ACCESSIBILITY is essential
The inspector won’t move personal belongings, furniture, and stored items, or clear vegetation from exterior walls.
As much as possible, trim trees and bushes 6″ – 12″ away from outside walls and the roof.
Garages can be cluttered. Moving stuff away from interior garage walls, the electrical panel, and major appliances will make sure these vital components are inspected.
UTILITIES need to be on
If the home is vacant, and it is safe to do so, turn on the main utilities and systems before the inspector arrives. This includes electricity and water, and if applicable, propane.
TIP: After the water has been on for several hours, go back to check for unexpected leaks.
Check the electrical panel—be sure the breakers are in the ON position and none are tripped.
In the event something was shut off due to safety or damage, the inspector does not switch on (energize) electrical breakers or open plumbing valves.
Wild Rivers Inspections advises you not turn on any device or fixture if you don’t know why it’s off or how to turn it on safely. If you’re not sure, consult with a qualified professional–especially when working with plumbing or electricity.
APPLIANCES should work
Use the remote to test the automatic garage door and make sure the automatic reverse works as intended.
Turn on the stove’s burners and the oven to see that they heat up.
TIP: Run the oven’s self-cleaning function. You’ll know the oven works and it will be clean!
Look for leaks, corrosion, and wet areas around the laundry connections.
Contact a licensed plumber if:
the water heater isn’t properly strapped (1 strap in the top third and 1 strap in the bottom third).
you’re not sure about the TPRV.
there are signs of corrosion or leaks.
Not being strapped, along with an improperly installed TPRV (temperature pressure relief valve) are two water heater issues commonly found during a home inspection.
EXTERIOR = curb appeal
Make sure gutters are clean, intact, and downspouts are connected.
Check deck, driveway, and walkways for tripping hazards, loose railings, and broken boards or steps.
TIP: If there are concerns about the deck, we recommend it be checked by a specialist.
Remove soil or mulch from contact with the home’s siding.
Trim trees, roots, and bushes away from the foundation, walls, and the roof.
Make sure areas around doorways, windows, and closets are accessible.
Make sure doors and windows open and close smoothly and properly.
Test smoke and carbon monoxide alarms; install new ones if needed.
Check that bathroom fans vent properly and work as intended.
Check doors to see that they open/close properly and the locks work.
Heating & Air Conditioning
Clean or replace system filters.
Sweep the fireplace and/or woodstove chimney.
Get the HVAC system serviced and provide potential buyers with its maintenance records.
Have three feet of clear space around each electrical panel so the inspector can remove the covers.
Replace burned out or missing light bulbs for inside and outside lighting.
Replace broken and missing plug and switch plate covers.

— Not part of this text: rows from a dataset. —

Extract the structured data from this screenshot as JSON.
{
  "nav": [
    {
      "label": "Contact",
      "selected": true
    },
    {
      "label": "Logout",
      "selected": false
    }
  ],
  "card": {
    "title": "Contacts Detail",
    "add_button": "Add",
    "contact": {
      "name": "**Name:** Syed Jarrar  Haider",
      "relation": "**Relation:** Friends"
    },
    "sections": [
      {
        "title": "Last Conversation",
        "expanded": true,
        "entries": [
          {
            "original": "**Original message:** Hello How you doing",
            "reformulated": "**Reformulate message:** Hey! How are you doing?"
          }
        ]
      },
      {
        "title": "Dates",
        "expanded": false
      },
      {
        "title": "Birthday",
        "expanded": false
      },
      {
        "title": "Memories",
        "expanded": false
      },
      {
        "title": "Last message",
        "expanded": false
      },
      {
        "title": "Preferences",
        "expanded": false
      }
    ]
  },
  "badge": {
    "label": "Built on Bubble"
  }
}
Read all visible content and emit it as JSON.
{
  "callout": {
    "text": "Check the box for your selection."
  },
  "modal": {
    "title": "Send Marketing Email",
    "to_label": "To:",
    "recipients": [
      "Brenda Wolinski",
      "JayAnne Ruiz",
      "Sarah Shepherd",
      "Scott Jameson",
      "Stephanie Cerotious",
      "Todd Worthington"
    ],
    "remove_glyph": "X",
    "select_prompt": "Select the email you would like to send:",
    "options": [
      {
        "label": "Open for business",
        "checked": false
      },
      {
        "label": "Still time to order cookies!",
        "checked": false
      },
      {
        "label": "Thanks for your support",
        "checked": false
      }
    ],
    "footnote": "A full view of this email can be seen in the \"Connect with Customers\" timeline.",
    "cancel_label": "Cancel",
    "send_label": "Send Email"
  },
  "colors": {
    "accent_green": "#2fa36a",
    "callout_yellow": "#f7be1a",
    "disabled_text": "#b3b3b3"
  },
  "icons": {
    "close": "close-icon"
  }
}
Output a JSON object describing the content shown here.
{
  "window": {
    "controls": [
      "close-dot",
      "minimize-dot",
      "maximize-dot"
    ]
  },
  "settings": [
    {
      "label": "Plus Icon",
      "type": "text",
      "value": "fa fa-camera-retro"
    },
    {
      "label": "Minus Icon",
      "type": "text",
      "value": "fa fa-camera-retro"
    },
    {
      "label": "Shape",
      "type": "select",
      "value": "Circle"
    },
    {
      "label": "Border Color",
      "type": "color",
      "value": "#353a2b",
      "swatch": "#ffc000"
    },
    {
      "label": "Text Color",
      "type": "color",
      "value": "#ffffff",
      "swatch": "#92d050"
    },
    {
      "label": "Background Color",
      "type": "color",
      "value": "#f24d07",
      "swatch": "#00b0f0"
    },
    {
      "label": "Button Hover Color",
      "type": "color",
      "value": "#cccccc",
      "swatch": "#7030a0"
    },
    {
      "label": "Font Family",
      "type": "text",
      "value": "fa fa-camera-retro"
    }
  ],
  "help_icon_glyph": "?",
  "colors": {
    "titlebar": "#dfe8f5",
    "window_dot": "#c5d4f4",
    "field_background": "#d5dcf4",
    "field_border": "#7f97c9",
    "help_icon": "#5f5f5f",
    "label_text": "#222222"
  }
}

Ensure GFCI (ground fault circuit interrupter) receptacles are functional and installed where needed.
Repair leaks and broken components such as loose faucet handles, inoperable sink stoppers, and vent fans.
Move belongings from under the bathroom and kitchen sinks so plumbing is not blocked.
TIP: place items in easy to move containers so they can be quickly removed on inspection day.
Ensure fixtures, such as toilets, tubs, showers, and sinks fill and drain properly.
OTHER AREAS: the basement, crawlspace, or attic
Move belongings that not only block access but the view beyond the opening.
Check the attic and crawlspace or basement for signs of pests and other animals. If there are signs of activity, have a professional pest control company do an inspection and treat any problems.
Make sure the crawlspace is accessible and remove wood and other debris from the area.
A wet crawlspace may be a sign of poor drainage around the home.
PETS are part of this too!
It’s important for us to know if there are pets in the home or yard.
Besides the chance of pets escaping, the inspector typically tests the smoke and carbon monoxide alarms, which can be distressing to indoor pets.